## Material provided
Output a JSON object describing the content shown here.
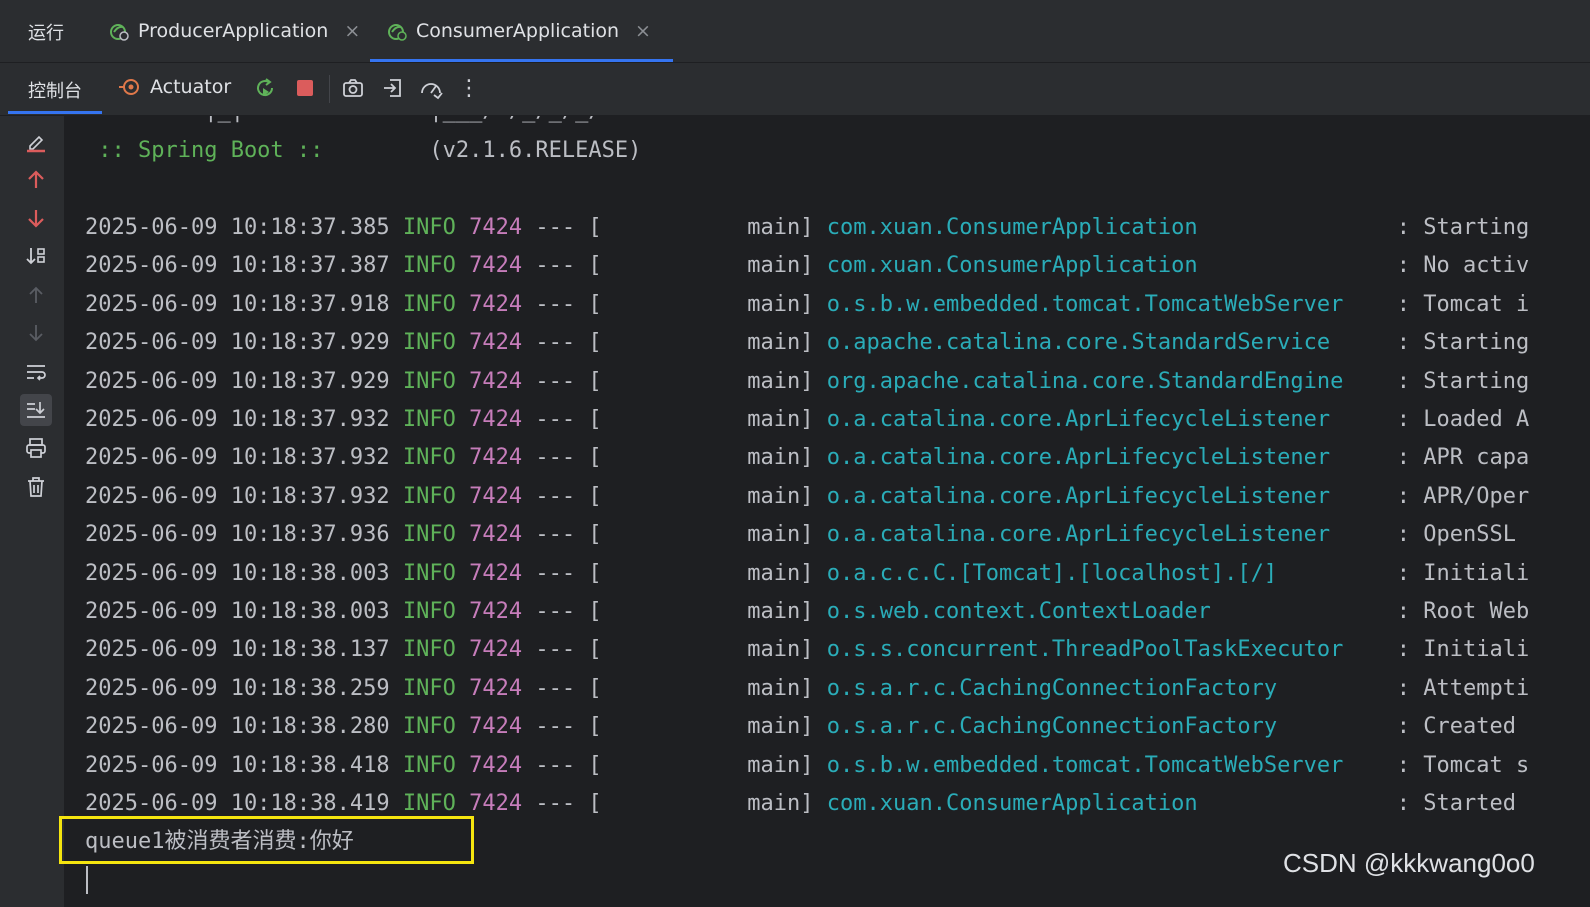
{
  "run_panel": {
    "title": "运行",
    "tabs": [
      {
        "label": "ProducerApplication",
        "close": "×",
        "active": false
      },
      {
        "label": "ConsumerApplication",
        "close": "×",
        "active": true
      }
    ]
  },
  "toolbar": {
    "console_tab": "控制台",
    "actuator_tab": "Actuator",
    "more": "⋮",
    "icons": [
      "rerun-icon",
      "stop-icon",
      "screenshot-icon",
      "exit-icon",
      "dump-icon"
    ]
  },
  "side_gutter_icons": [
    "clear-icon",
    "up-arrow-icon",
    "down-arrow-icon",
    "sort-icon",
    "prev-occurrence-icon",
    "next-occurrence-icon",
    "soft-wrap-icon",
    "scroll-to-end-icon",
    "print-icon",
    "trash-icon"
  ],
  "console": {
    "banner_art": "=========|_|==============|___/=/_/_/_/",
    "spring_boot_label": " :: Spring Boot ::",
    "spring_boot_version": "(v2.1.6.RELEASE)",
    "logs": [
      {
        "timestamp": "2025-06-09 10:18:37.385",
        "level": "INFO",
        "pid": "7424",
        "sep": "--- [",
        "thread": "           main]",
        "logger": "com.xuan.ConsumerApplication",
        "message": ": Starting"
      },
      {
        "timestamp": "2025-06-09 10:18:37.387",
        "level": "INFO",
        "pid": "7424",
        "sep": "--- [",
        "thread": "           main]",
        "logger": "com.xuan.ConsumerApplication",
        "message": ": No activ"
      },
      {
        "timestamp": "2025-06-09 10:18:37.918",
        "level": "INFO",
        "pid": "7424",
        "sep": "--- [",
        "thread": "           main]",
        "logger": "o.s.b.w.embedded.tomcat.TomcatWebServer",
        "message": ": Tomcat i"
      },
      {
        "timestamp": "2025-06-09 10:18:37.929",
        "level": "INFO",
        "pid": "7424",
        "sep": "--- [",
        "thread": "           main]",
        "logger": "o.apache.catalina.core.StandardService",
        "message": ": Starting"
      },
      {
        "timestamp": "2025-06-09 10:18:37.929",
        "level": "INFO",
        "pid": "7424",
        "sep": "--- [",
        "thread": "           main]",
        "logger": "org.apache.catalina.core.StandardEngine",
        "message": ": Starting"
      },
      {
        "timestamp": "2025-06-09 10:18:37.932",
        "level": "INFO",
        "pid": "7424",
        "sep": "--- [",
        "thread": "           main]",
        "logger": "o.a.catalina.core.AprLifecycleListener",
        "message": ": Loaded A"
      },
      {
        "timestamp": "2025-06-09 10:18:37.932",
        "level": "INFO",
        "pid": "7424",
        "sep": "--- [",
        "thread": "           main]",
        "logger": "o.a.catalina.core.AprLifecycleListener",
        "message": ": APR capa"
      },
      {
        "timestamp": "2025-06-09 10:18:37.932",
        "level": "INFO",
        "pid": "7424",
        "sep": "--- [",
        "thread": "           main]",
        "logger": "o.a.catalina.core.AprLifecycleListener",
        "message": ": APR/Oper"
      },
      {
        "timestamp": "2025-06-09 10:18:37.936",
        "level": "INFO",
        "pid": "7424",
        "sep": "--- [",
        "thread": "           main]",
        "logger": "o.a.catalina.core.AprLifecycleListener",
        "message": ": OpenSSL"
      },
      {
        "timestamp": "2025-06-09 10:18:38.003",
        "level": "INFO",
        "pid": "7424",
        "sep": "--- [",
        "thread": "           main]",
        "logger": "o.a.c.c.C.[Tomcat].[localhost].[/]",
        "message": ": Initiali"
      },
      {
        "timestamp": "2025-06-09 10:18:38.003",
        "level": "INFO",
        "pid": "7424",
        "sep": "--- [",
        "thread": "           main]",
        "logger": "o.s.web.context.ContextLoader",
        "message": ": Root Web"
      },
      {
        "timestamp": "2025-06-09 10:18:38.137",
        "level": "INFO",
        "pid": "7424",
        "sep": "--- [",
        "thread": "           main]",
        "logger": "o.s.s.concurrent.ThreadPoolTaskExecutor",
        "message": ": Initiali"
      },
      {
        "timestamp": "2025-06-09 10:18:38.259",
        "level": "INFO",
        "pid": "7424",
        "sep": "--- [",
        "thread": "           main]",
        "logger": "o.s.a.r.c.CachingConnectionFactory",
        "message": ": Attempti"
      },
      {
        "timestamp": "2025-06-09 10:18:38.280",
        "level": "INFO",
        "pid": "7424",
        "sep": "--- [",
        "thread": "           main]",
        "logger": "o.s.a.r.c.CachingConnectionFactory",
        "message": ": Created"
      },
      {
        "timestamp": "2025-06-09 10:18:38.418",
        "level": "INFO",
        "pid": "7424",
        "sep": "--- [",
        "thread": "           main]",
        "logger": "o.s.b.w.embedded.tomcat.TomcatWebServer",
        "message": ": Tomcat s"
      },
      {
        "timestamp": "2025-06-09 10:18:38.419",
        "level": "INFO",
        "pid": "7424",
        "sep": "--- [",
        "thread": "           main]",
        "logger": "com.xuan.ConsumerApplication",
        "message": ": Started"
      }
    ],
    "consumed_message": "queue1被消费者消费:你好"
  },
  "watermark": "CSDN @kkkwang0o0",
  "colors": {
    "background": "#1e1f22",
    "panel": "#2b2d30",
    "accent": "#3574f0",
    "info_level": "#5fb259",
    "pid": "#c77dbb",
    "logger": "#2aacb8",
    "highlight_box": "#f5e50f"
  }
}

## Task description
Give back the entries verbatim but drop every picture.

## Written response
Output a JSON object describing the content shown here.
{
  "run_panel": {
    "title": "运行",
    "tabs": [
      {
        "label": "ProducerApplication",
        "close": "×",
        "active": false
      },
      {
        "label": "ConsumerApplication",
        "close": "×",
        "active": true
      }
    ]
  },
  "toolbar": {
    "console_tab": "控制台",
    "actuator_tab": "Actuator",
    "more": "⋮",
    "icons": [
      "rerun-icon",
      "stop-icon",
      "screenshot-icon",
      "exit-icon",
      "dump-icon"
    ]
  },
  "side_gutter_icons": [
    "clear-icon",
    "up-arrow-icon",
    "down-arrow-icon",
    "sort-icon",
    "prev-occurrence-icon",
    "next-occurrence-icon",
    "soft-wrap-icon",
    "scroll-to-end-icon",
    "print-icon",
    "trash-icon"
  ],
  "console": {
    "banner_art": "=========|_|==============|___/=/_/_/_/",
    "spring_boot_label": " :: Spring Boot ::",
    "spring_boot_version": "(v2.1.6.RELEASE)",
    "logs": [
      {
        "timestamp": "2025-06-09 10:18:37.385",
        "level": "INFO",
        "pid": "7424",
        "sep": "--- [",
        "thread": "           main]",
        "logger": "com.xuan.ConsumerApplication",
        "message": ": Starting"
      },
      {
        "timestamp": "2025-06-09 10:18:37.387",
        "level": "INFO",
        "pid": "7424",
        "sep": "--- [",
        "thread": "           main]",
        "logger": "com.xuan.ConsumerApplication",
        "message": ": No activ"
      },
      {
        "timestamp": "2025-06-09 10:18:37.918",
        "level": "INFO",
        "pid": "7424",
        "sep": "--- [",
        "thread": "           main]",
        "logger": "o.s.b.w.embedded.tomcat.TomcatWebServer",
        "message": ": Tomcat i"
      },
      {
        "timestamp": "2025-06-09 10:18:37.929",
        "level": "INFO",
        "pid": "7424",
        "sep": "--- [",
        "thread": "           main]",
        "logger": "o.apache.catalina.core.StandardService",
        "message": ": Starting"
      },
      {
        "timestamp": "2025-06-09 10:18:37.929",
        "level": "INFO",
        "pid": "7424",
        "sep": "--- [",
        "thread": "           main]",
        "logger": "org.apache.catalina.core.StandardEngine",
        "message": ": Starting"
      },
      {
        "timestamp": "2025-06-09 10:18:37.932",
        "level": "INFO",
        "pid": "7424",
        "sep": "--- [",
        "thread": "           main]",
        "logger": "o.a.catalina.core.AprLifecycleListener",
        "message": ": Loaded A"
      },
      {
        "timestamp": "2025-06-09 10:18:37.932",
        "level": "INFO",
        "pid": "7424",
        "sep": "--- [",
        "thread": "           main]",
        "logger": "o.a.catalina.core.AprLifecycleListener",
        "message": ": APR capa"
      },
      {
        "timestamp": "2025-06-09 10:18:37.932",
        "level": "INFO",
        "pid": "7424",
        "sep": "--- [",
        "thread": "           main]",
        "logger": "o.a.catalina.core.AprLifecycleListener",
        "message": ": APR/Oper"
      },
      {
        "timestamp": "2025-06-09 10:18:37.936",
        "level": "INFO",
        "pid": "7424",
        "sep": "--- [",
        "thread": "           main]",
        "logger": "o.a.catalina.core.AprLifecycleListener",
        "message": ": OpenSSL"
      },
      {
        "timestamp": "2025-06-09 10:18:38.003",
        "level": "INFO",
        "pid": "7424",
        "sep": "--- [",
        "thread": "           main]",
        "logger": "o.a.c.c.C.[Tomcat].[localhost].[/]",
        "message": ": Initiali"
      },
      {
        "timestamp": "2025-06-09 10:18:38.003",
        "level": "INFO",
        "pid": "7424",
        "sep": "--- [",
        "thread": "           main]",
        "logger": "o.s.web.context.ContextLoader",
        "message": ": Root Web"
      },
      {
        "timestamp": "2025-06-09 10:18:38.137",
        "level": "INFO",
        "pid": "7424",
        "sep": "--- [",
        "thread": "           main]",
        "logger": "o.s.s.concurrent.ThreadPoolTaskExecutor",
        "message": ": Initiali"
      },
      {
        "timestamp": "2025-06-09 10:18:38.259",
        "level": "INFO",
        "pid": "7424",
        "sep": "--- [",
        "thread": "           main]",
        "logger": "o.s.a.r.c.CachingConnectionFactory",
        "message": ": Attempti"
      },
      {
        "timestamp": "2025-06-09 10:18:38.280",
        "level": "INFO",
        "pid": "7424",
        "sep": "--- [",
        "thread": "           main]",
        "logger": "o.s.a.r.c.CachingConnectionFactory",
        "message": ": Created"
      },
      {
        "timestamp": "2025-06-09 10:18:38.418",
        "level": "INFO",
        "pid": "7424",
        "sep": "--- [",
        "thread": "           main]",
        "logger": "o.s.b.w.embedded.tomcat.TomcatWebServer",
        "message": ": Tomcat s"
      },
      {
        "timestamp": "2025-06-09 10:18:38.419",
        "level": "INFO",
        "pid": "7424",
        "sep": "--- [",
        "thread": "           main]",
        "logger": "com.xuan.ConsumerApplication",
        "message": ": Started"
      }
    ],
    "consumed_message": "queue1被消费者消费:你好"
  },
  "watermark": "CSDN @kkkwang0o0",
  "colors": {
    "background": "#1e1f22",
    "panel": "#2b2d30",
    "accent": "#3574f0",
    "info_level": "#5fb259",
    "pid": "#c77dbb",
    "logger": "#2aacb8",
    "highlight_box": "#f5e50f"
  }
}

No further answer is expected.